TASK DETAILS:
Find every line in the data that contains the word "JSON". Return each of those lines.

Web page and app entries
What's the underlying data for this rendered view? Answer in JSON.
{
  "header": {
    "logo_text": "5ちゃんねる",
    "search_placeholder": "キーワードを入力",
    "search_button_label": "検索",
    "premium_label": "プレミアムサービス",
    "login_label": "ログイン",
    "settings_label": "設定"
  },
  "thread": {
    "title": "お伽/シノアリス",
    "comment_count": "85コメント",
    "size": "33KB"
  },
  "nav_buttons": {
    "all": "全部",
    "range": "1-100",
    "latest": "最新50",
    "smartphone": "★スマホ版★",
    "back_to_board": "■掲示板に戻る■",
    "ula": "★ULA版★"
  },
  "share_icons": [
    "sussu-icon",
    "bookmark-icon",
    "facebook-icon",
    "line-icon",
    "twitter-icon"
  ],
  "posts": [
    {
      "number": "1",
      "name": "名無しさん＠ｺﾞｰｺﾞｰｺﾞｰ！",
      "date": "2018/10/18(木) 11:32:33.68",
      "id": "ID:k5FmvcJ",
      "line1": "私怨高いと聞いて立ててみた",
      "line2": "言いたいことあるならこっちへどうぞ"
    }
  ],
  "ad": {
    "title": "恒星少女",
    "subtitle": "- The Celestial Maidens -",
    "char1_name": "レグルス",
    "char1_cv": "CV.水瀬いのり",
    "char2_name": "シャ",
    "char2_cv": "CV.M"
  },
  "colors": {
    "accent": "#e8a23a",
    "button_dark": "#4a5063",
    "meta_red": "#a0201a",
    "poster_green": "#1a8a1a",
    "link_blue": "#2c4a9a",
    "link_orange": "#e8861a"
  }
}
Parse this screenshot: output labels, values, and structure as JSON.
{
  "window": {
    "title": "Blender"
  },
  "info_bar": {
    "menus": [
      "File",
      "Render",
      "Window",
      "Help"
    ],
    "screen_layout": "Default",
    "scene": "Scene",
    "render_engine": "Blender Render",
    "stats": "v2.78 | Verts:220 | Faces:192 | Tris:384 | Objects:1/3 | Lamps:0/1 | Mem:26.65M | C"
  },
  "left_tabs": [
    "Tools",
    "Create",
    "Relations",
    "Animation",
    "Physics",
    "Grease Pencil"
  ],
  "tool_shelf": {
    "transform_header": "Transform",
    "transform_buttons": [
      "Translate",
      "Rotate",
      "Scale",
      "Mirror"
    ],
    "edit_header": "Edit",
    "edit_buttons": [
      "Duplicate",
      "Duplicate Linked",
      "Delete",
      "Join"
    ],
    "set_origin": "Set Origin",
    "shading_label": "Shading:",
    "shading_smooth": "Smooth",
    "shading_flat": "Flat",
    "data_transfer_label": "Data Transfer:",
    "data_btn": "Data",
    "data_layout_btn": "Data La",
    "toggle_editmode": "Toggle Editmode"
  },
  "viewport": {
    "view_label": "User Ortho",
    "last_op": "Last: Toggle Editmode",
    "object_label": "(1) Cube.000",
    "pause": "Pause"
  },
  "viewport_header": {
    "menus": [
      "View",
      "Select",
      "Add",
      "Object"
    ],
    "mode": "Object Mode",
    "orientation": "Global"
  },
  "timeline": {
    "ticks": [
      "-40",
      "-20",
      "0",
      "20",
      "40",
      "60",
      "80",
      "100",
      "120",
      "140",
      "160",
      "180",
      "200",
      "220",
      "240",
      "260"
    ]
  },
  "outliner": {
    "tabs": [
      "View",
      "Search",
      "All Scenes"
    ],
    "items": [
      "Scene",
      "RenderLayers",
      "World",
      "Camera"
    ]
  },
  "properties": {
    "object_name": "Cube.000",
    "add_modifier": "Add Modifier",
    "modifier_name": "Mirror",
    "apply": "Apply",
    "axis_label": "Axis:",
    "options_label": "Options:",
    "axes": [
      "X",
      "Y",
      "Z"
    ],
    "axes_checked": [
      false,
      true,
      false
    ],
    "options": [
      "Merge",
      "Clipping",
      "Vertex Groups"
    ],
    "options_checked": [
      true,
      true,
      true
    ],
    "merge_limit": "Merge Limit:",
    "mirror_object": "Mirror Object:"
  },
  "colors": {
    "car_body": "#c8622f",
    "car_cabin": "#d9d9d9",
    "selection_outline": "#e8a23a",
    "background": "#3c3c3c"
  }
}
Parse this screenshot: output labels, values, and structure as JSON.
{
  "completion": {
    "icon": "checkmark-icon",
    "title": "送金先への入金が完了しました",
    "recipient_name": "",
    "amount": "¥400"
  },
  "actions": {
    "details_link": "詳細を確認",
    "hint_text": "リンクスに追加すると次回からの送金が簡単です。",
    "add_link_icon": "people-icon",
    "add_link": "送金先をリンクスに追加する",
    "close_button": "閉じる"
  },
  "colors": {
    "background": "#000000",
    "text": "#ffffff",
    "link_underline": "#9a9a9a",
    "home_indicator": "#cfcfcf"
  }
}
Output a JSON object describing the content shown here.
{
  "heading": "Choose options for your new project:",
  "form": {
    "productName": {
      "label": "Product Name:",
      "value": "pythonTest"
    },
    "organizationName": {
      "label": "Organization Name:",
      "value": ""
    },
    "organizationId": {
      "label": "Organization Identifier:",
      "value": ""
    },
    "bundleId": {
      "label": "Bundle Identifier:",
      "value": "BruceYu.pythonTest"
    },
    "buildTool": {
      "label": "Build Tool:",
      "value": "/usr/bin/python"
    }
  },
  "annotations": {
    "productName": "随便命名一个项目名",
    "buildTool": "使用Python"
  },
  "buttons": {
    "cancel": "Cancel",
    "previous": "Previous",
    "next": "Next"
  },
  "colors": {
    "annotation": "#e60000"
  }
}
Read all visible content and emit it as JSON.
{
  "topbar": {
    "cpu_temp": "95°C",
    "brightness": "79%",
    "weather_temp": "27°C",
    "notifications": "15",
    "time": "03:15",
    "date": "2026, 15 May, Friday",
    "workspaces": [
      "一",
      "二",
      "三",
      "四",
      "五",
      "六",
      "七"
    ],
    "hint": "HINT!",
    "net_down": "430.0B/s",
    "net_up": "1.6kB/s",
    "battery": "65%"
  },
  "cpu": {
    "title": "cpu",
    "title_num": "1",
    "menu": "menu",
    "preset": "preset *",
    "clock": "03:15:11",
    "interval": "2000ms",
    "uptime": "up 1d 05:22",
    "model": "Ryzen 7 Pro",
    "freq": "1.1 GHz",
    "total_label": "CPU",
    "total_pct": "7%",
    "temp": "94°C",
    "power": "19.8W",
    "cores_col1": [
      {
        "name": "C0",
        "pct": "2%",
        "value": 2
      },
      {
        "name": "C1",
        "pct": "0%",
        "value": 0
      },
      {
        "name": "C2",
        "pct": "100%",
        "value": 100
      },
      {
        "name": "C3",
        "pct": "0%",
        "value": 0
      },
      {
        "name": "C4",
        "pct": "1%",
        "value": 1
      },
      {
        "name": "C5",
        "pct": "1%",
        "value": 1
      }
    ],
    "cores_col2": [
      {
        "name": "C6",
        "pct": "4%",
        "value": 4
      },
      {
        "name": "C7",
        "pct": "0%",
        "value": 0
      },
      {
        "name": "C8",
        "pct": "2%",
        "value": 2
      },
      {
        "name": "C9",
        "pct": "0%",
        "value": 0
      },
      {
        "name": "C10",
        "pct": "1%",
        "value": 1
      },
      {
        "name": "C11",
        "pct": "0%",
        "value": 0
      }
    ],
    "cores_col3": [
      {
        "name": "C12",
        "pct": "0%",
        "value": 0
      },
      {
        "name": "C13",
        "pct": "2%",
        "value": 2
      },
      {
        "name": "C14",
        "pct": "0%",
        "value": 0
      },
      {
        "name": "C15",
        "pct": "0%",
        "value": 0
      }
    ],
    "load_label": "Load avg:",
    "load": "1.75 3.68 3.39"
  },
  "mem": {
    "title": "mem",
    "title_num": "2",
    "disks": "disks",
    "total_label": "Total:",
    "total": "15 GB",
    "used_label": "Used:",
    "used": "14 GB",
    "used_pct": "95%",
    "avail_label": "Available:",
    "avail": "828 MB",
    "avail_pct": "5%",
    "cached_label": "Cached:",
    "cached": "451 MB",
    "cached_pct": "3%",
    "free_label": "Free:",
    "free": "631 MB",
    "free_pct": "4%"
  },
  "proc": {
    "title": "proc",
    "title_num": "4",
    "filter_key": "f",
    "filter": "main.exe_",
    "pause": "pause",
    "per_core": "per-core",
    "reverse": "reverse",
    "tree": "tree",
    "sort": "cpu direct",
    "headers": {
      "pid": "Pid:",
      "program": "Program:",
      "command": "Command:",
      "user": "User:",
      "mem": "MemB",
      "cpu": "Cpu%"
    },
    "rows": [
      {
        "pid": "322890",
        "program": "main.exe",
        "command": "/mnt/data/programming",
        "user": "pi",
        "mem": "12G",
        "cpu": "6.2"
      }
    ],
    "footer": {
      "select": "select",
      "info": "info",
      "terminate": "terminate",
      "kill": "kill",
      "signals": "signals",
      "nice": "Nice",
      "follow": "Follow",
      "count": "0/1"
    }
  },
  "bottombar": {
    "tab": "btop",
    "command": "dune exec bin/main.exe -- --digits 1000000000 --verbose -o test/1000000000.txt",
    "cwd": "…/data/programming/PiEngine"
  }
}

EXERCISE RESPONSE:
What's the underlying data for this rendered view? Answer in JSON.
Parse this screenshot: output labels, values, and structure as JSON.
Parse this screenshot: output labels, values, and structure as JSON.
Output a JSON object describing the content shown here.
Read all visible content and emit it as JSON.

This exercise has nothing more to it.